Meet Jennifer Bouani (35) Author, Bouje Publishing
Tell us about how you chose your career/business and what your responsibilities include?
It started back in 2004-2005 when three sources of inspiration hit me in a single year. To put it in context, outsourcing and globalization were at the top of people’s minds. In fact I was witnessing it first hand in the company where I was working. Our company had begun outsourcing some of our most interesting IT projects to India, and my college-educated colleagues were being left behind. It disturbed me because my colleagues were smart, responsible people with a first-rate work ethic who had dedicated a lot of long hours and intellectual property to the company. I was tempted to think that all of this outsourcing was unfair. However, I knew that I shouldn’t blame the company and its managers for trying to lower costs to compete and survive. Where would my colleagues go when the company decided to outsource everything, I wondered. Another company? Perhaps, until that company figured out that it, too, would save more by outsourcing. We were now living in a new global world and that was a fact. It was apparent that eventually my colleagues would have to change careers.
At the same time, I finished my second Ayn Rand book, Atlas Shrugged (I had read The Fountainhead years earlier) and was moved by the strong, purposeful heroes who possessed extraordinary ambition, independence and honesty. They made me look at the world and mankind in a different light. Atlas Shrugged showed me how these heroes (our producers) are not only the engine to the American economic system, but that capitalism in its purest state is the most moral economic system known to man.
The third inspiration, probably the kicker, was my daughter coming into my life. For the first time I had someone else’s future to consider. I tried to imagine what “making a living” would entail for her generation in this new global world. Already I could tell from the outsourcing I was witnessing at work that spending a lifetime at one company was unrealistic. But I was just beginning to realize that a college education towards one specialized degree would probably not be enough, either, and that she would likely need to adopt several careers in her lifetime. In order to survive, she was going to have to learn and practice a deeper level of creative thinking and
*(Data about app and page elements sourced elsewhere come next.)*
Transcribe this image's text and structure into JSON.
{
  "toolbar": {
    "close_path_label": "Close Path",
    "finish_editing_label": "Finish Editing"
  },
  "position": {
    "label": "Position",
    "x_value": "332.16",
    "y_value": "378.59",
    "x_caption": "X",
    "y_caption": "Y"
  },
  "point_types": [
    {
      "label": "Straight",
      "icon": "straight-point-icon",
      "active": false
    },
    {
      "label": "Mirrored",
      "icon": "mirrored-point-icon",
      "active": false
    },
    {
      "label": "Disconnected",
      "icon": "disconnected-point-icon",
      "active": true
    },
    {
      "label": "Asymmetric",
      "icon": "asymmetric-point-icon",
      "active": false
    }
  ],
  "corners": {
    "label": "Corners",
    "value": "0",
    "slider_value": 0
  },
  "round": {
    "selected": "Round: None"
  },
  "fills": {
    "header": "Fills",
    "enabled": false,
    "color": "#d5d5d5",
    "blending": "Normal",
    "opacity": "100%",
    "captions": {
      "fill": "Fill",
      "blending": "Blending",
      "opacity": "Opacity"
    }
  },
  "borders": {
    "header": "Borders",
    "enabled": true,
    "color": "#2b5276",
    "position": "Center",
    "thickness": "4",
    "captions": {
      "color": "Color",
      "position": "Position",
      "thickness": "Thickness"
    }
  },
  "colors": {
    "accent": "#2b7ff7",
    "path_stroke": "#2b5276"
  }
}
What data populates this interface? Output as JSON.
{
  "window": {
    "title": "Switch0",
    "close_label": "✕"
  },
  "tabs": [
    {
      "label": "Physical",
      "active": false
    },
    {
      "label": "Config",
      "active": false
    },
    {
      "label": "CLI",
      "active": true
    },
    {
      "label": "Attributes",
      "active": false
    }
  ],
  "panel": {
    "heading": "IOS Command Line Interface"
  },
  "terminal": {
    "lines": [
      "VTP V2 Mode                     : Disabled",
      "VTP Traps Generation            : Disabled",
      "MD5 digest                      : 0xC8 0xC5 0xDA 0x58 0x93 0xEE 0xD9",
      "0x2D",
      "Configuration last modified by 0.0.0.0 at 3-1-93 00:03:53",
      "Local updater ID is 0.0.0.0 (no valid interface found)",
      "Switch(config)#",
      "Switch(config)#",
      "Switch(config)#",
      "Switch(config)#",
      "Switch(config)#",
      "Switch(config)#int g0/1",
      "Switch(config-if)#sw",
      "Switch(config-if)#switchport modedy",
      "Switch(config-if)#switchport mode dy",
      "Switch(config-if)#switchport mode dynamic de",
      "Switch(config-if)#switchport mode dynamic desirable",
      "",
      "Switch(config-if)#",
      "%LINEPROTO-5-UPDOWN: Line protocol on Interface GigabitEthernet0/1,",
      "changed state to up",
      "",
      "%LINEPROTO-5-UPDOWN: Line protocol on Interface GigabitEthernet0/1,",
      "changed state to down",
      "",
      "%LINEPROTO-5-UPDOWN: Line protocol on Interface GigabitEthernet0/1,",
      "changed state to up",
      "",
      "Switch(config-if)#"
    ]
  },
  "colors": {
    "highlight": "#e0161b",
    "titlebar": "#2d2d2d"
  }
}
information seeking. In order to compete, she was going to have to understand the fundamentals of business and economics. So, these three sources of inspiration hit me at once: globalization, a deeper appreciation for capitalism and my daughter’s future. My generation’s educators had trained us to be good employees. My daughter’s generation, however, will require a radically different education if they are to compete in this global world.
So I naively went looking for a series of kids’ books (something fun and adventurous) that taught business concepts at their level. I knew she was too young to understand the messages (she was only an infant), but I wanted to collect them and put them on a shelf to be brought down and read at the right moment. I searched everywhere, but found nothing that came close to what I was looking for. Surely, I wasn’t the only parent who was looking for this, I thought. So, I decided to write the series myself. That’s how the Future Business Leaders’ SeriesTM came to be.
Tell us about the company you work for or own?
Bouje Publishing is an Atlanta-based publisher that specializes in teaching kids business concepts and entrepreneur skills. Bouje, pronouced /bōōjsh/, publishes the Future Business Leaders’ Series™. Today, the series is sold in over 12 countries and translated into Korean. The books have also won 2 National Awards, Disney’s Iparenting media award for best book 2007 and USA Book Awards 2009. Bouje Publishing’s President has been named 2008 Top 10 Small Business Entrepreneur by the Metro Atlanta Chamber of Commerce and 2009 Top 5 Small Business Entrepreneur by the Metro Atlanta Chamber of Commerce.
Bouje Publishing’s philosophy is summarized as:
A child who masters the fundamentals of entrepreneurship sets the foundation for his success; a community that fosters this education exponentially increases prosperity, freedom and peace for all.
What are some of the most fulfilling projects you have been involved with so far?
Working with kids from all walks of life by helping them understand the business world, money economy and how to succeed in real life. Mentoring parents and educators on ways to introduce kids to entrepreneurship and business concepts. My volunteering work includes Junior Achievement, Heart2Hearts, Shepherd Center..
Are there any people in your field you would like to meet and/or work with and have not yet had the opportunity?
Indeed, I’m working on the music that will accompany the book series which one day I will hope to turn into a movie and I would be interested to meet children’s movie producers.
What are some of your favorite ways to network?
I use Facebook and Twitter as well as our own social network targeted towards educators and parents.
Do you have a mentor – if so how did you choose one another? If not, is this something you think would benefit your career and is there anyone you would like to have as a mentor? Absolutely, I would like to meet someone in the media industry who can guide me and help me grow.
What’s been the most surprising thing that has happened to you so far in your career?
How kids as young as nine can get so excited about learning real life lessons and turning what they learned into starting real and profitable businesses.
What do you do for fun/relaxation?
Listen to music, read, spend time with my family and travel.
Any parting advice for someone who would like to follow in your footsteps?
Go in the direction of your dreams, do not compromise your principles, and never give up on your ultimate goal.
How can our readers connect with you?